Input for this task:
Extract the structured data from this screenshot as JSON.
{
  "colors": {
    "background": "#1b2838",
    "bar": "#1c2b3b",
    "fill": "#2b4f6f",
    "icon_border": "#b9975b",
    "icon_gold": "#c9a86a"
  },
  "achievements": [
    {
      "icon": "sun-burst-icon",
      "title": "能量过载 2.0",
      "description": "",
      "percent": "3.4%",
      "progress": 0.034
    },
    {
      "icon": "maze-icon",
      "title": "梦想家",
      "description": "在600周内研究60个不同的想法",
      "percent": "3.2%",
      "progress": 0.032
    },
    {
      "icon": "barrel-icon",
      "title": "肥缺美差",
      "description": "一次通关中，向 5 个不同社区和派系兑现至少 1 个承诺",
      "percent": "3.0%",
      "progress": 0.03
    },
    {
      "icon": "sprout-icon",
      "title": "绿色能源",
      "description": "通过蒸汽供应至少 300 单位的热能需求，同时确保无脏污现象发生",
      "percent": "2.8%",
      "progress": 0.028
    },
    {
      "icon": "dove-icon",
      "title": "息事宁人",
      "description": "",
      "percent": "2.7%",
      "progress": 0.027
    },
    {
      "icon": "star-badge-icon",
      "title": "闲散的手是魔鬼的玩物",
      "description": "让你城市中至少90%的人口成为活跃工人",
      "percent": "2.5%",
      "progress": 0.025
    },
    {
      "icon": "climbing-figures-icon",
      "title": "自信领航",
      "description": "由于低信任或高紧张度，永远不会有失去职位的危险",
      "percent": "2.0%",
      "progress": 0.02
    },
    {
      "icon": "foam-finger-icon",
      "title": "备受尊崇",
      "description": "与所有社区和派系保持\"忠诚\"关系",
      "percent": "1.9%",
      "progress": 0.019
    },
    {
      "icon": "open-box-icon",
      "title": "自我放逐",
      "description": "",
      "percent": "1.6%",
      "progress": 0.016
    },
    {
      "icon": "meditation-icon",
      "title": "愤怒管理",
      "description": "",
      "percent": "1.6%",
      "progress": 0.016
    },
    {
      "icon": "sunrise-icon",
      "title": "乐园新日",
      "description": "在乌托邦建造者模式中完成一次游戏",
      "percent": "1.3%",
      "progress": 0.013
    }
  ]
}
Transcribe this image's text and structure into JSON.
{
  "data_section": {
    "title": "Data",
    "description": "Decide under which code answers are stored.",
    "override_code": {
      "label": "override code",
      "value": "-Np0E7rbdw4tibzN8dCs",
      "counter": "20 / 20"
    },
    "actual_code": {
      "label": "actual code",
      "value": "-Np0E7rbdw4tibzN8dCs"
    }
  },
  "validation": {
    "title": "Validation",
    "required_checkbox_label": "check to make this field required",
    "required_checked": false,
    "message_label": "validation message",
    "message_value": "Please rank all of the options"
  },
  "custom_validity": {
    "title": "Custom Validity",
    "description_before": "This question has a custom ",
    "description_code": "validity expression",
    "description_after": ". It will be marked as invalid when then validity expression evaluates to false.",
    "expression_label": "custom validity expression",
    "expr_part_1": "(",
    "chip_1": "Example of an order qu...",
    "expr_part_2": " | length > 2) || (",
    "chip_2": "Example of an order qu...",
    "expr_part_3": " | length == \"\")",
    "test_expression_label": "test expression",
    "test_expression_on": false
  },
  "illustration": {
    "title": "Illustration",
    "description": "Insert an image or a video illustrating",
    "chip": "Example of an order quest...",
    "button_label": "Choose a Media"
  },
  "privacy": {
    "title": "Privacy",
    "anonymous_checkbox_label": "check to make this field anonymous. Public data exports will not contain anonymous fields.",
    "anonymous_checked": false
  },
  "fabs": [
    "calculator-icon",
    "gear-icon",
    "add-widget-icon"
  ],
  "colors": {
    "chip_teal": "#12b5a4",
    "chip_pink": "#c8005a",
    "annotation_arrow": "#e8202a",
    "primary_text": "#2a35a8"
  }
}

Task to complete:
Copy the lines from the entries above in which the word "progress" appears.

Task answer:
      "progress": 0.034
      "progress": 0.032
      "progress": 0.03
      "progress": 0.028
      "progress": 0.027
      "progress": 0.025
      "progress": 0.02
      "progress": 0.019
      "progress": 0.016
      "progress": 0.016
      "progress": 0.013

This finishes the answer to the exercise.